┌──
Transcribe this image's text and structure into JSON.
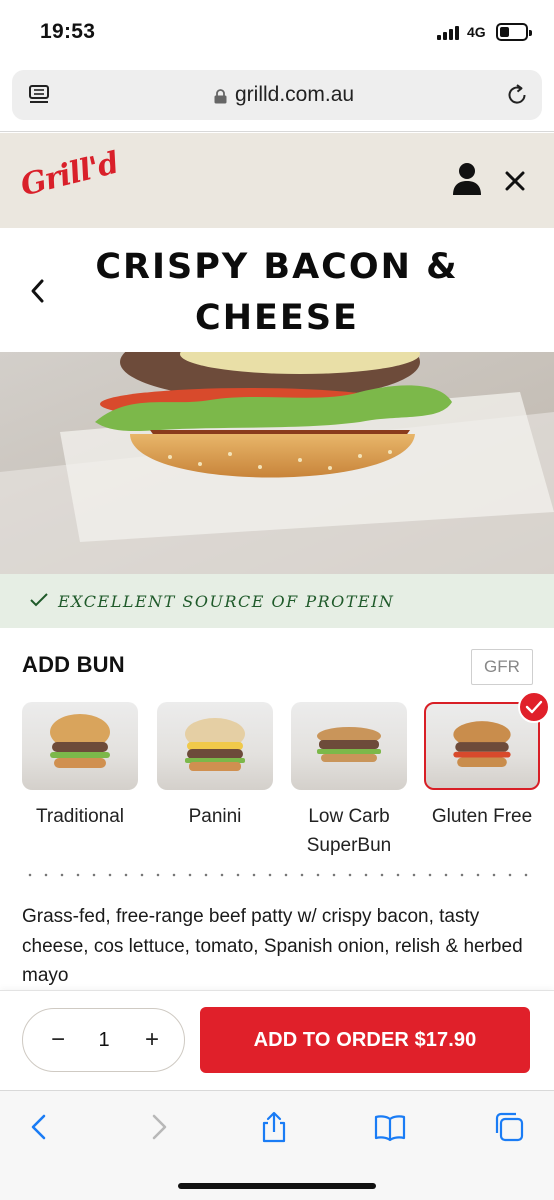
{
  "status": {
    "time": "19:53",
    "network": "4G"
  },
  "browser": {
    "url": "grilld.com.au"
  },
  "header": {
    "logo": "Grill'd"
  },
  "product": {
    "title": "CRISPY BACON & CHEESE",
    "protein_note": "Excellent Source of Protein",
    "description": "Grass-fed, free-range beef patty w/ crispy bacon, tasty cheese, cos lettuce, tomato, Spanish onion, relish & herbed mayo"
  },
  "bun": {
    "heading": "ADD BUN",
    "badge": "GFR",
    "options": [
      {
        "label": "Traditional",
        "selected": false
      },
      {
        "label": "Panini",
        "selected": false
      },
      {
        "label": "Low Carb SuperBun",
        "selected": false
      },
      {
        "label": "Gluten Free",
        "selected": true
      }
    ]
  },
  "order": {
    "quantity": "1",
    "minus": "−",
    "plus": "+",
    "button_label": "ADD TO ORDER $17.90"
  },
  "colors": {
    "brand_red": "#e0202a",
    "header_bg": "#ebe7df",
    "protein_bg": "#e6eee4",
    "safari_blue": "#1a7cf5"
  },
  "icons": [
    "reader-icon",
    "lock-icon",
    "reload-icon",
    "user-icon",
    "close-icon",
    "back-chevron-icon",
    "check-icon",
    "safari-back-icon",
    "safari-forward-icon",
    "share-icon",
    "bookmarks-icon",
    "tabs-icon"
  ]
}
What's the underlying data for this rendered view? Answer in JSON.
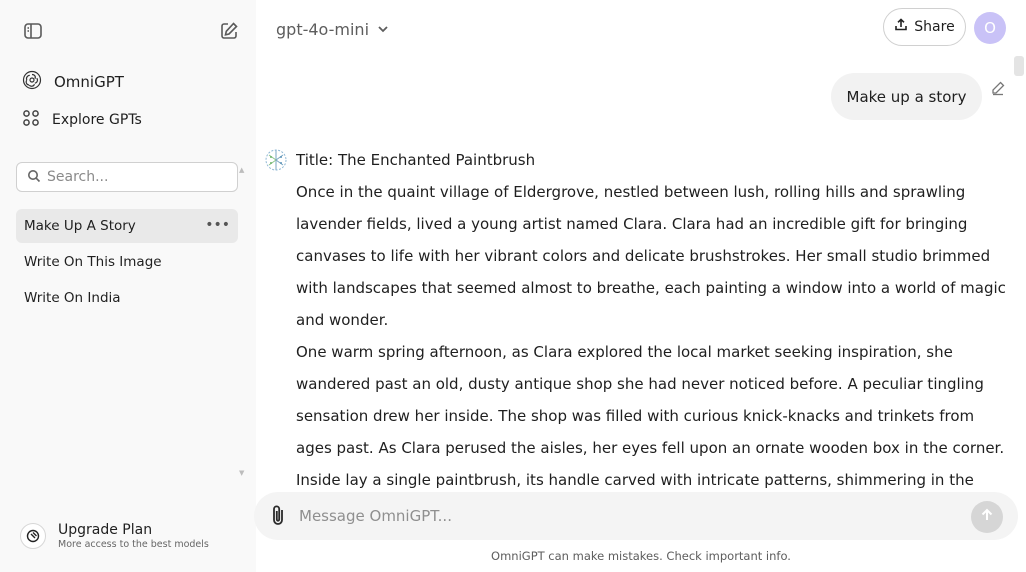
{
  "sidebar": {
    "brand": {
      "label": "OmniGPT",
      "icon": "omnigpt-logo-icon"
    },
    "explore": {
      "label": "Explore GPTs",
      "icon": "grid-icon"
    },
    "search": {
      "placeholder": "Search..."
    },
    "history": [
      {
        "label": "Make Up A Story",
        "active": true,
        "menu": "•••"
      },
      {
        "label": "Write On This Image",
        "active": false
      },
      {
        "label": "Write On India",
        "active": false
      }
    ],
    "upgrade": {
      "title": "Upgrade Plan",
      "subtitle": "More access to the best models"
    }
  },
  "header": {
    "model": "gpt-4o-mini",
    "share_label": "Share",
    "avatar_initial": "O"
  },
  "conversation": {
    "user_message": "Make up a story",
    "assistant_paragraphs": [
      "Title: The Enchanted Paintbrush",
      "Once in the quaint village of Eldergrove, nestled between lush, rolling hills and sprawling lavender fields, lived a young artist named Clara. Clara had an incredible gift for bringing canvases to life with her vibrant colors and delicate brushstrokes. Her small studio brimmed with landscapes that seemed almost to breathe, each painting a window into a world of magic and wonder.",
      "One warm spring afternoon, as Clara explored the local market seeking inspiration, she wandered past an old, dusty antique shop she had never noticed before. A peculiar tingling sensation drew her inside. The shop was filled with curious knick-knacks and trinkets from ages past. As Clara perused the aisles, her eyes fell upon an ornate wooden box in the corner. Inside lay a single paintbrush, its handle carved with intricate patterns, shimmering in the sunlight."
    ]
  },
  "composer": {
    "placeholder": "Message OmniGPT...",
    "disclaimer": "OmniGPT can make mistakes. Check important info."
  },
  "colors": {
    "sidebar_bg": "#f9f9f9",
    "active_item_bg": "#e9e9e9",
    "avatar_bg": "#c9c2f7",
    "user_bubble_bg": "#f2f2f2",
    "composer_bg": "#f4f4f4"
  }
}
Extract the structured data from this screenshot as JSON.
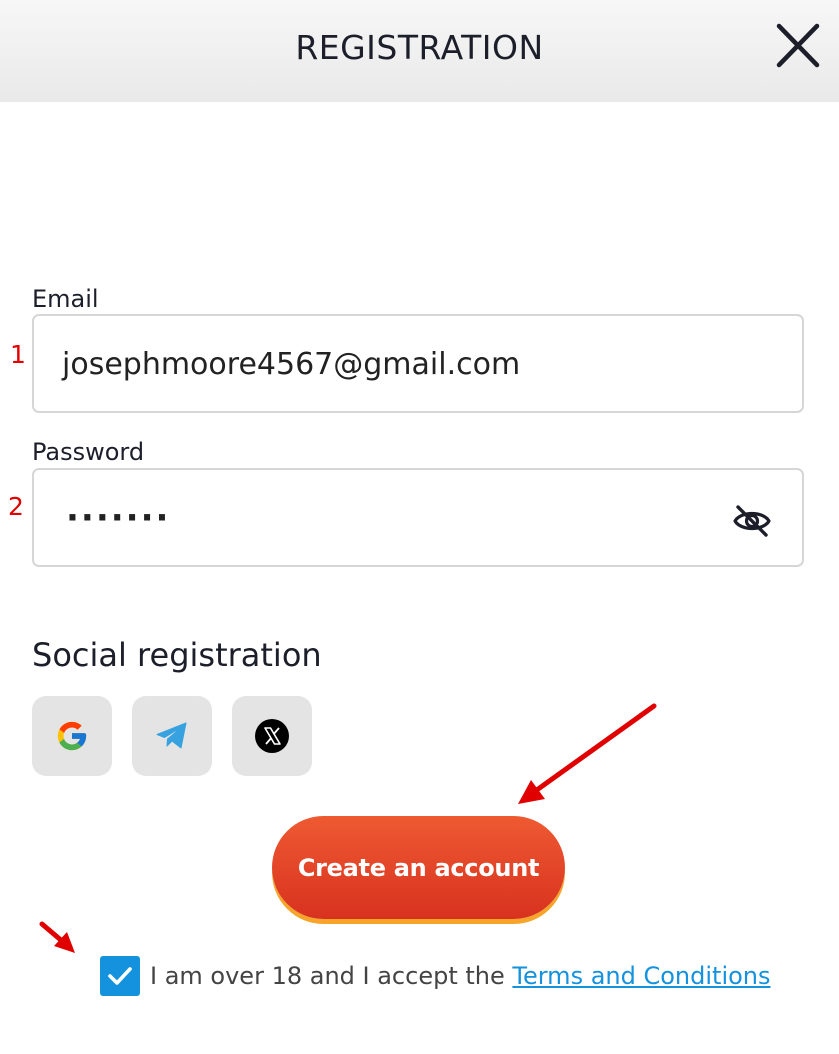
{
  "header": {
    "title": "REGISTRATION",
    "close_icon": "close-icon"
  },
  "form": {
    "email": {
      "label": "Email",
      "value": "josephmoore4567@gmail.com",
      "marker": "1"
    },
    "password": {
      "label": "Password",
      "masked_value": "·······",
      "marker": "2",
      "toggle_icon": "eye-slash-icon"
    }
  },
  "social": {
    "title": "Social registration",
    "buttons": [
      {
        "icon": "google-icon"
      },
      {
        "icon": "telegram-icon"
      },
      {
        "icon": "x-icon"
      }
    ]
  },
  "submit": {
    "label": "Create an account"
  },
  "terms": {
    "checked": true,
    "text": "I am over 18 and I accept the ",
    "link_text": "Terms and Conditions"
  },
  "colors": {
    "accent_blue": "#1592de",
    "button_top": "#ee5a32",
    "button_bottom": "#d8321f",
    "annotation_red": "#e00000"
  }
}
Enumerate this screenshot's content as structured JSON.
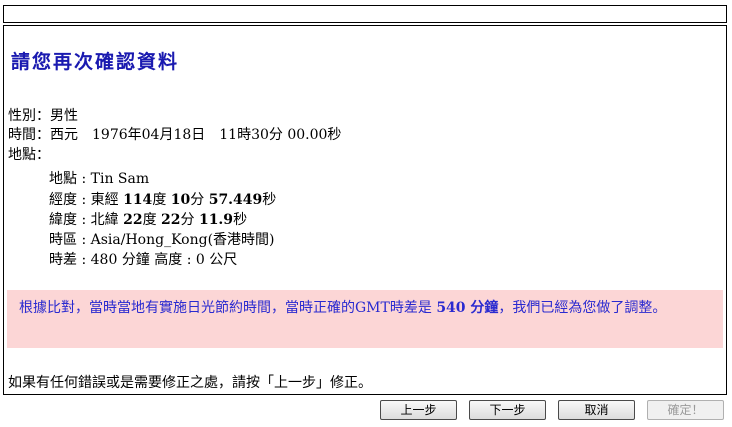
{
  "page": {
    "title": "請您再次確認資料"
  },
  "details": {
    "gender": "性別：男性",
    "time": "時間：西元　1976年04月18日　11時30分 00.00秒",
    "place_label": "地點："
  },
  "location": {
    "place_label": "地點",
    "place_value": "Tin Sam",
    "longitude_label": "經度",
    "longitude_dir": "東經",
    "longitude_deg": "114",
    "longitude_min": "10",
    "longitude_sec": "57.449",
    "latitude_label": "緯度",
    "latitude_dir": "北緯",
    "latitude_deg": "22",
    "latitude_min": "22",
    "latitude_sec": "11.9",
    "timezone_label": "時區",
    "timezone_value": "Asia/Hong_Kong(香港時間)",
    "offset_label": "時差",
    "offset_value": "480",
    "offset_unit": "分鐘",
    "altitude_label": "高度",
    "altitude_value": "0",
    "altitude_unit": "公尺"
  },
  "units": {
    "degree": "度",
    "minute": "分",
    "second": "秒"
  },
  "notice": {
    "text_before": "根據比對，當時當地有實施日光節約時間，當時正確的GMT時差是",
    "value": "540 分鐘",
    "text_after": "，我們已經為您做了調整。"
  },
  "footer": {
    "text": "如果有任何錯誤或是需要修正之處，請按「上一步」修正。"
  },
  "buttons": {
    "prev": "上一步",
    "next": "下一步",
    "cancel": "取消",
    "confirm": "確定！"
  },
  "colors": {
    "title": "#1a1ab0",
    "notice_bg": "#fcd6d6",
    "notice_text": "#2a2ad0"
  }
}
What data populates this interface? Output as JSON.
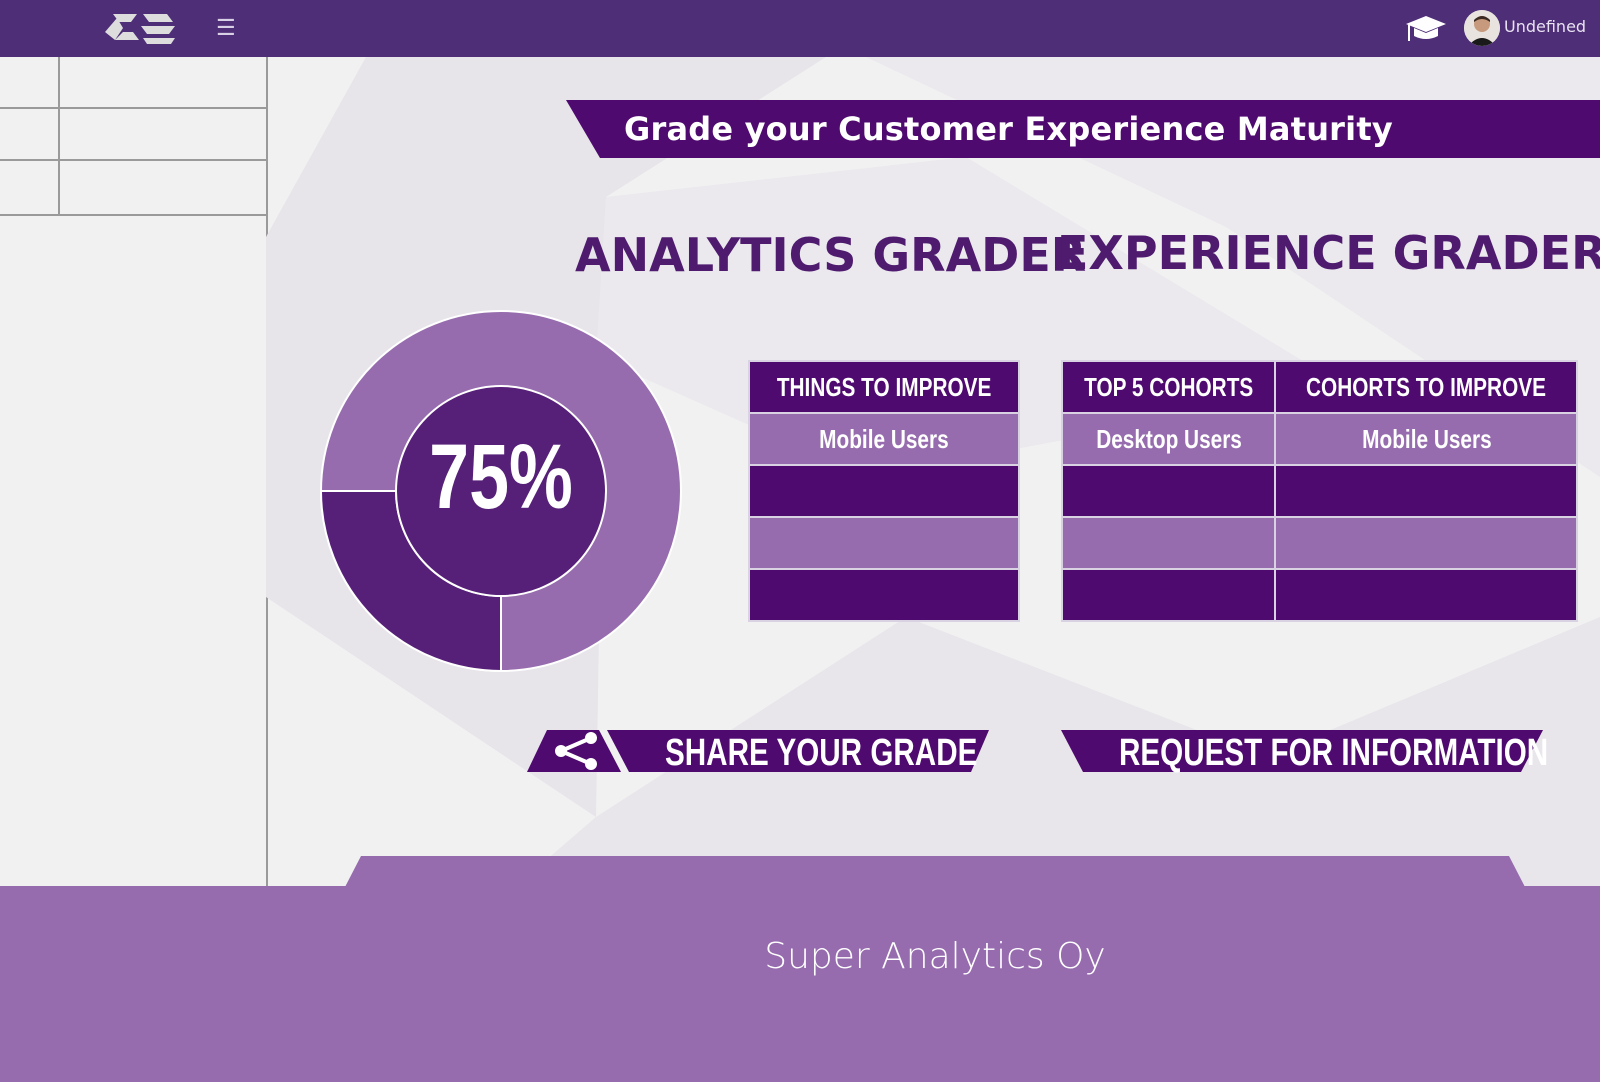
{
  "topbar": {
    "menu_icon": "hamburger-menu-icon",
    "user_name": "Undefined",
    "colors": {
      "bar": "#4e2e77"
    }
  },
  "banner": {
    "title": "Grade your Customer Experience Maturity"
  },
  "analytics": {
    "heading": "ANALYTICS GRADER",
    "score_label": "75%",
    "score": 0.75,
    "things_header": "THINGS TO IMPROVE",
    "things": [
      "Mobile Users",
      "",
      "",
      ""
    ]
  },
  "experience": {
    "heading": "EXPERIENCE GRADER",
    "col1_header": "TOP 5 COHORTS",
    "col2_header": "COHORTS TO IMPROVE",
    "rows": [
      [
        "Desktop Users",
        "Mobile Users"
      ],
      [
        "",
        ""
      ],
      [
        "",
        ""
      ],
      [
        "",
        ""
      ]
    ]
  },
  "actions": {
    "share_label": "SHARE YOUR GRADE",
    "share_icon": "share-icon",
    "request_label": "REQUEST FOR INFORMATION"
  },
  "footer": {
    "company": "Super Analytics Oy"
  },
  "colors": {
    "dark_purple": "#4e0a6e",
    "mid_purple": "#561f78",
    "light_purple": "#966cae",
    "heading": "#4e1b6e"
  }
}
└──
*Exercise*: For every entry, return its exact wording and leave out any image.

*Response to this task*:
Transcribe this image's text and structure into JSON.
{
  "status": {
    "time": "19:53",
    "network": "4G"
  },
  "browser": {
    "url": "grilld.com.au"
  },
  "header": {
    "logo": "Grill'd"
  },
  "product": {
    "title": "CRISPY BACON & CHEESE",
    "protein_note": "Excellent Source of Protein",
    "description": "Grass-fed, free-range beef patty w/ crispy bacon, tasty cheese, cos lettuce, tomato, Spanish onion, relish & herbed mayo"
  },
  "bun": {
    "heading": "ADD BUN",
    "badge": "GFR",
    "options": [
      {
        "label": "Traditional",
        "selected": false
      },
      {
        "label": "Panini",
        "selected": false
      },
      {
        "label": "Low Carb SuperBun",
        "selected": false
      },
      {
        "label": "Gluten Free",
        "selected": true
      }
    ]
  },
  "order": {
    "quantity": "1",
    "minus": "−",
    "plus": "+",
    "button_label": "ADD TO ORDER $17.90"
  },
  "colors": {
    "brand_red": "#e0202a",
    "header_bg": "#ebe7df",
    "protein_bg": "#e6eee4",
    "safari_blue": "#1a7cf5"
  },
  "icons": [
    "reader-icon",
    "lock-icon",
    "reload-icon",
    "user-icon",
    "close-icon",
    "back-chevron-icon",
    "check-icon",
    "safari-back-icon",
    "safari-forward-icon",
    "share-icon",
    "bookmarks-icon",
    "tabs-icon"
  ]
}
What's the underlying data for this rendered view? Answer in JSON.
{
  "sidebar": {
    "brand": {
      "label": "OmniGPT",
      "icon": "omnigpt-logo-icon"
    },
    "explore": {
      "label": "Explore GPTs",
      "icon": "grid-icon"
    },
    "search": {
      "placeholder": "Search..."
    },
    "history": [
      {
        "label": "Make Up A Story",
        "active": true,
        "menu": "•••"
      },
      {
        "label": "Write On This Image",
        "active": false
      },
      {
        "label": "Write On India",
        "active": false
      }
    ],
    "upgrade": {
      "title": "Upgrade Plan",
      "subtitle": "More access to the best models"
    }
  },
  "header": {
    "model": "gpt-4o-mini",
    "share_label": "Share",
    "avatar_initial": "O"
  },
  "conversation": {
    "user_message": "Make up a story",
    "assistant_paragraphs": [
      "Title: The Enchanted Paintbrush",
      "Once in the quaint village of Eldergrove, nestled between lush, rolling hills and sprawling lavender fields, lived a young artist named Clara. Clara had an incredible gift for bringing canvases to life with her vibrant colors and delicate brushstrokes. Her small studio brimmed with landscapes that seemed almost to breathe, each painting a window into a world of magic and wonder.",
      "One warm spring afternoon, as Clara explored the local market seeking inspiration, she wandered past an old, dusty antique shop she had never noticed before. A peculiar tingling sensation drew her inside. The shop was filled with curious knick-knacks and trinkets from ages past. As Clara perused the aisles, her eyes fell upon an ornate wooden box in the corner. Inside lay a single paintbrush, its handle carved with intricate patterns, shimmering in the sunlight."
    ]
  },
  "composer": {
    "placeholder": "Message OmniGPT...",
    "disclaimer": "OmniGPT can make mistakes. Check important info."
  },
  "colors": {
    "sidebar_bg": "#f9f9f9",
    "active_item_bg": "#e9e9e9",
    "avatar_bg": "#c9c2f7",
    "user_bubble_bg": "#f2f2f2",
    "composer_bg": "#f4f4f4"
  }
}
Extract the structured data from this screenshot as JSON.
{
  "header": {
    "title": "REGISTRATION",
    "close_icon": "close-icon"
  },
  "form": {
    "email": {
      "label": "Email",
      "value": "josephmoore4567@gmail.com",
      "marker": "1"
    },
    "password": {
      "label": "Password",
      "masked_value": "·······",
      "marker": "2",
      "toggle_icon": "eye-slash-icon"
    }
  },
  "social": {
    "title": "Social registration",
    "buttons": [
      {
        "icon": "google-icon"
      },
      {
        "icon": "telegram-icon"
      },
      {
        "icon": "x-icon"
      }
    ]
  },
  "submit": {
    "label": "Create an account"
  },
  "terms": {
    "checked": true,
    "text": "I am over 18 and I accept the ",
    "link_text": "Terms and Conditions"
  },
  "colors": {
    "accent_blue": "#1592de",
    "button_top": "#ee5a32",
    "button_bottom": "#d8321f",
    "annotation_red": "#e00000"
  }
}
Enumerate this screenshot's content as structured JSON.
{
  "page": {
    "title": "請您再次確認資料"
  },
  "details": {
    "gender": "性別：男性",
    "time": "時間：西元　1976年04月18日　11時30分 00.00秒",
    "place_label": "地點："
  },
  "location": {
    "place_label": "地點",
    "place_value": "Tin Sam",
    "longitude_label": "經度",
    "longitude_dir": "東經",
    "longitude_deg": "114",
    "longitude_min": "10",
    "longitude_sec": "57.449",
    "latitude_label": "緯度",
    "latitude_dir": "北緯",
    "latitude_deg": "22",
    "latitude_min": "22",
    "latitude_sec": "11.9",
    "timezone_label": "時區",
    "timezone_value": "Asia/Hong_Kong(香港時間)",
    "offset_label": "時差",
    "offset_value": "480",
    "offset_unit": "分鐘",
    "altitude_label": "高度",
    "altitude_value": "0",
    "altitude_unit": "公尺"
  },
  "units": {
    "degree": "度",
    "minute": "分",
    "second": "秒"
  },
  "notice": {
    "text_before": "根據比對，當時當地有實施日光節約時間，當時正確的GMT時差是",
    "value": "540 分鐘",
    "text_after": "，我們已經為您做了調整。"
  },
  "footer": {
    "text": "如果有任何錯誤或是需要修正之處，請按「上一步」修正。"
  },
  "buttons": {
    "prev": "上一步",
    "next": "下一步",
    "cancel": "取消",
    "confirm": "確定！"
  },
  "colors": {
    "title": "#1a1ab0",
    "notice_bg": "#fcd6d6",
    "notice_text": "#2a2ad0"
  }
}
What data populates this interface? Output as JSON.
{
  "topbar": {
    "menu_icon": "hamburger-menu-icon",
    "user_name": "Undefined",
    "colors": {
      "bar": "#4e2e77"
    }
  },
  "banner": {
    "title": "Grade your Customer Experience Maturity"
  },
  "analytics": {
    "heading": "ANALYTICS GRADER",
    "score_label": "75%",
    "score": 0.75,
    "things_header": "THINGS TO IMPROVE",
    "things": [
      "Mobile Users",
      "",
      "",
      ""
    ]
  },
  "experience": {
    "heading": "EXPERIENCE GRADER",
    "col1_header": "TOP 5 COHORTS",
    "col2_header": "COHORTS TO IMPROVE",
    "rows": [
      [
        "Desktop Users",
        "Mobile Users"
      ],
      [
        "",
        ""
      ],
      [
        "",
        ""
      ],
      [
        "",
        ""
      ]
    ]
  },
  "actions": {
    "share_label": "SHARE YOUR GRADE",
    "share_icon": "share-icon",
    "request_label": "REQUEST FOR INFORMATION"
  },
  "footer": {
    "company": "Super Analytics Oy"
  },
  "colors": {
    "dark_purple": "#4e0a6e",
    "mid_purple": "#561f78",
    "light_purple": "#966cae",
    "heading": "#4e1b6e"
  }
}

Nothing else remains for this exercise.